Stadium opening a success despite minor snags

Some students almost missed the opening kickoff waiting in long lines into the stadium.

Ian Larson

The University of Minnesota will expand student access to gates at TCF Bank Stadium in reaction to bottlenecks that marred an otherwise successful debut for the stadium, according to officials. Fans queued for hours before the gates opened, but students were exasperated by slow lines at the student gate and no guarantee of premium seating for those who arrived earliest.
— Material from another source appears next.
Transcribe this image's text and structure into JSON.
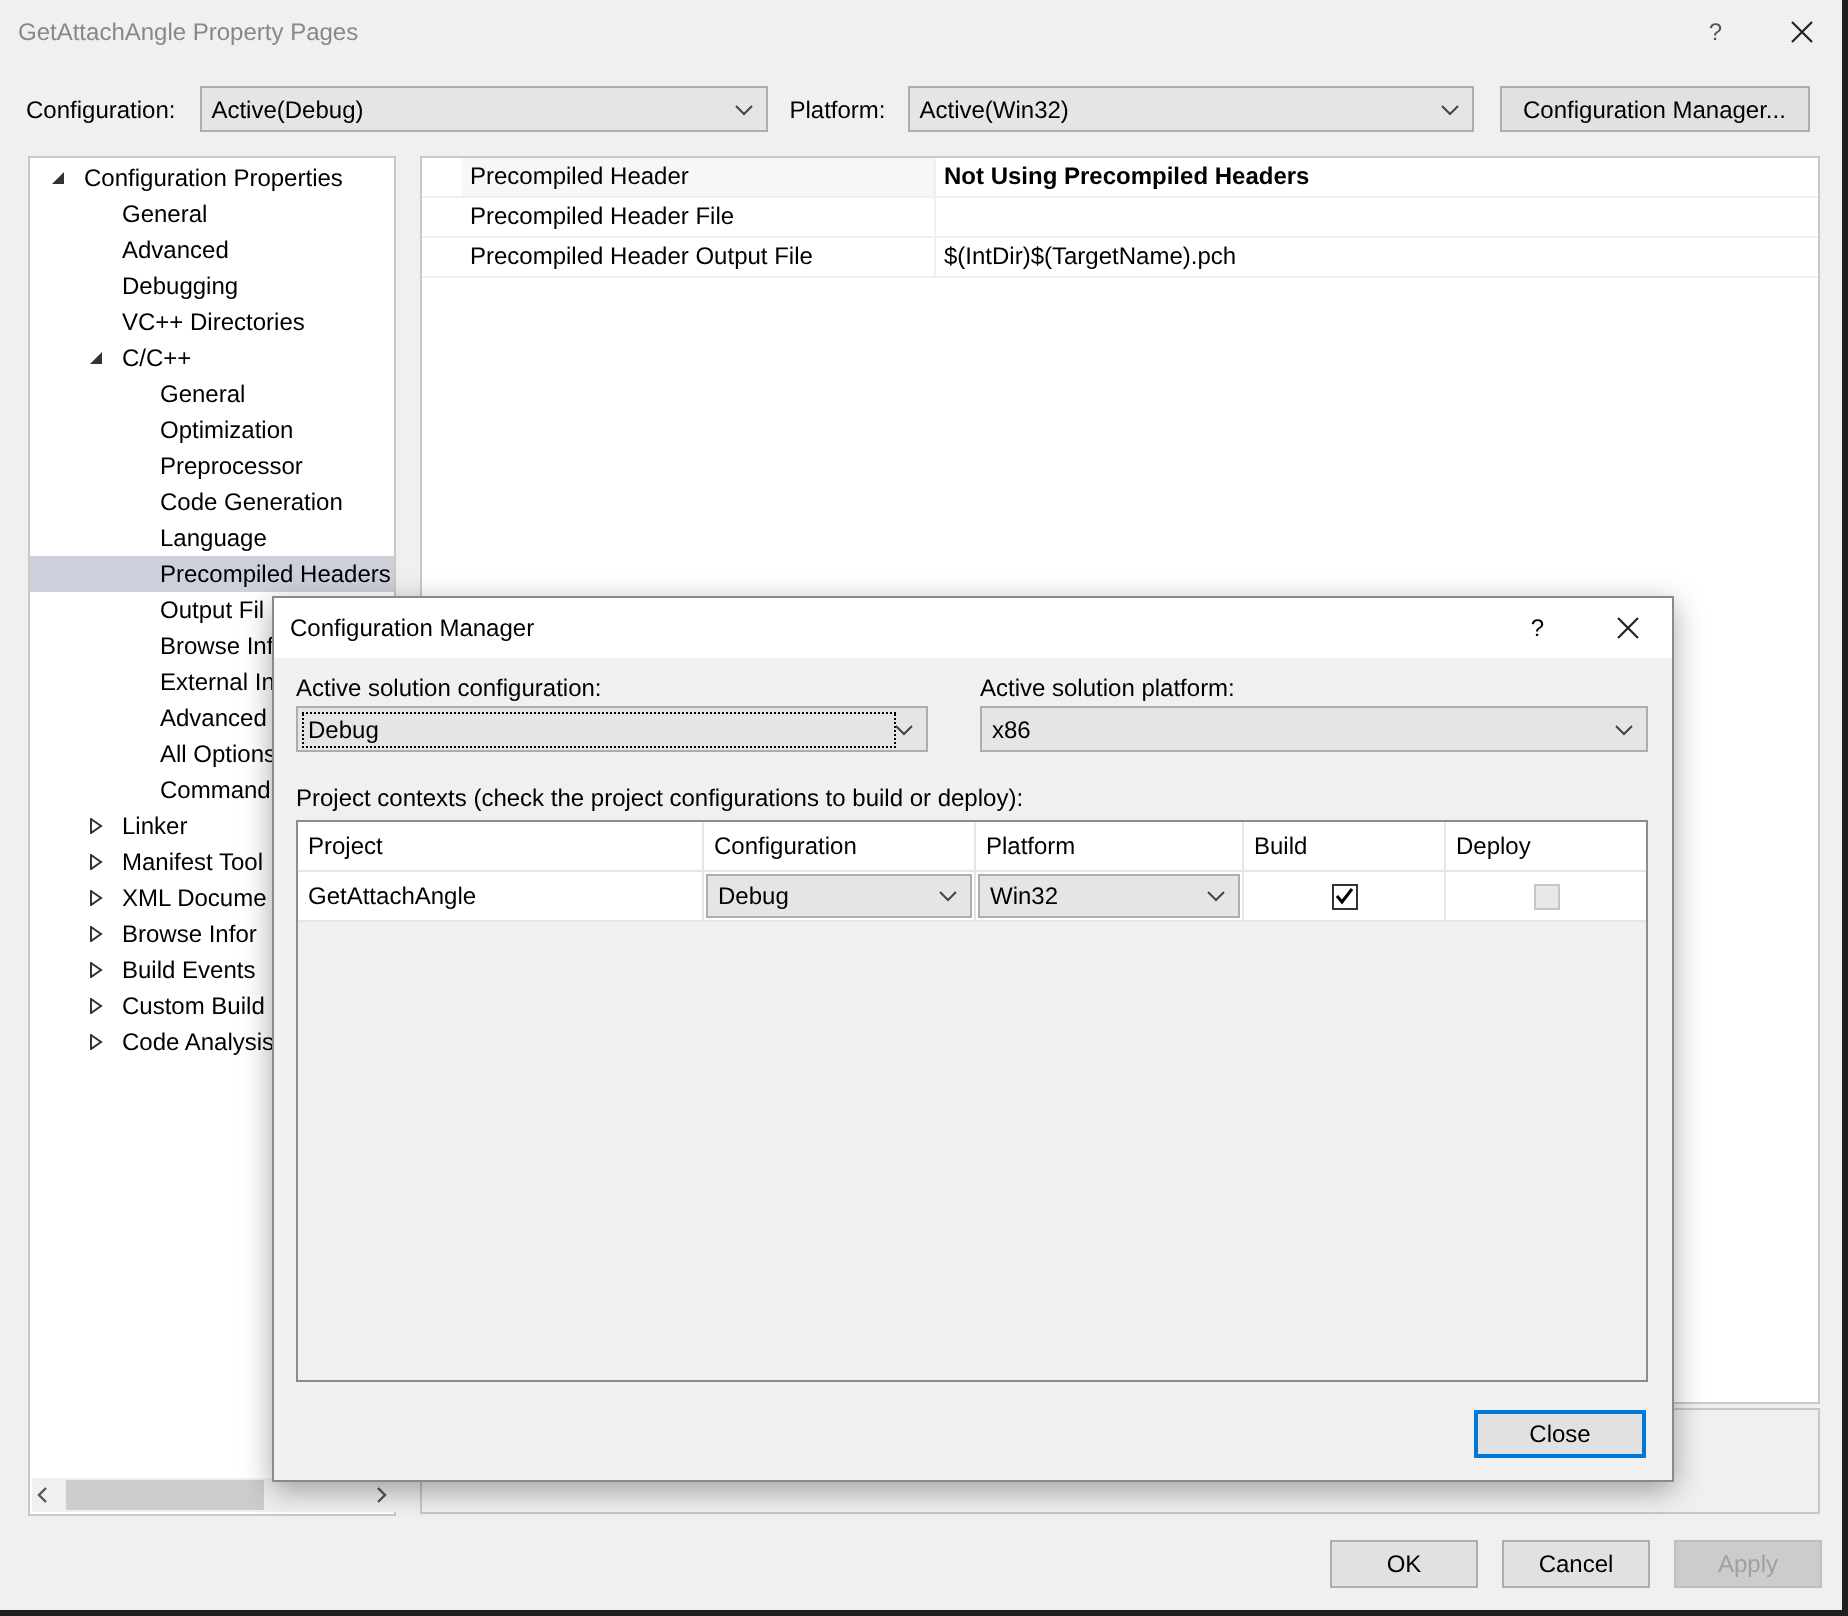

Throngs of fans jockeyed for position near the general admission student section, and many were in danger of missing the opening kickoff until stadium officials eventually opened extra entryways near the gate, which they will continue to do in the future. âÄúThat really allowed for easier flow, and itâÄôs something that weâÄôll be able to change as we move into next week pretty easily,âÄù said Assistant Director of Athletics Phil Esten . Announced attendance at the game was 50,805. Mechanical engineering senior Steve Erickson began waiting in line at 9:30 a.m. Saturday to get a premium seat. The fifth-year senior said he enrolled for the semester specifically for the chance to watch Gopher football. Erickson sat by himself at the student gate before even the GoldyâÄôs Locker Room stand near the entrance had opened. But because other lines moved more quickly, Erickson wasnâÄôt among the first students to get into the student section. Other students claimed front row seats by racing up the stairs after getting through the gate. Civil engineering sophomore Ryan Melhouse said that getting a front row seat was easy âÄúas long as youâÄôre fast.âÄù âÄúYou have to earn these seats,âÄù said University alumnus Drew Draeger , whose front row seat, gold body paint and wig brought him lots of attention during the game. Tailgating lots designated for season ticket holders were crowded with maroon and gold tents, grills, yard games and beer. Bruce Egeness, 36, made the mandatory $1,000 donation to park in lot 37, three blocks from the stadium. âÄúItâÄôs totally worth it,âÄù Egeness said. âÄúIâÄôm having a blast. Just driving down University Avenue and seeing all of the frats, and seeing all of the students on campus, itâÄôs great. The Metrodome sucked.âÄù Before the game, several members of the Delta Tau Delta fraternity handed out Red Bull energy drinks and collected donations for the Feed My Starving Children charity. Businesses near the stadium were busy with pre-game partygoers. Several hundred people streamed in and out of SallyâÄôs Saloon and Eatery, even two hours before the game had started, and many more came by during and after the game. Josh Zavadil , one of the owners of Stub & Herbs Drinking and Dining Emporium, said the restaurant anticipated 1,800 people to join their tailgating festivities throughout the day. University Police Chief Greg Hestness said tailgating did not result in any serious problems. âÄúPeople seemed pretty happy and pleasant and seemed to enjoy the big opening,âÄù Hestness said. After the game, University President Robert Bruininks said the day was a success. âÄúIt was a great start to what I think will be a proud new tradition here at the University of Minnesota,âÄù Bruininks said. Bruininks lauded the fact that as many as 40,000 non-students came to the campus âÄúto learn about the work we do here.âÄù Despite the warnings of harsh alcohol and conduct policies, breathalyzer use at the gates was not an issue for most students. Others dismissed the conduct policy as irrelevant. âÄúWeâÄôre above that. WeâÄôre just here to cheer on a great football team,âÄù said Eric Eickhof , a business management junior. âÄúItâÄôs just something they have to do to cover themselves,âÄù Melhouse said. âÄúThey canâÄôt stop us all.âÄù University student Sam Glasenapp was turned away for having a backpack and said he wasnâÄôt aware of the policy banning large bags from the stadium. As the game dragged on, some studentsâÄô decisions to leave were affected by the strict alcohol policy. âÄúWe were all tailgating for a few hours before the game, but then you go inside and you canâÄôt drink and you get tired,âÄù said global studies senior Claire Harrison. At halftime, Whitney Meyer , a marketing senior, left with her friends. She said she would have stayed longer if she could have bought a beer. She and her friends said they intended to leave to go to a bar. Even Air Force Academy fans wandered the campus and enjoyed the festivities of the day. Visiting Air Force fans gathered in large numbers at the Armory where they were hosted by University ROTC cadets. âÄúThis is tremendous. I like it because itâÄôs impromptu [and students are] not going out of control,âÄù said Jim Winner, who came from Ohio to cheer for Air Force. -Staff reporters Briana Bierschbach, Robert Downs, Mike Mullen and Taryn Wobbema, Allison Hugill contributed to this report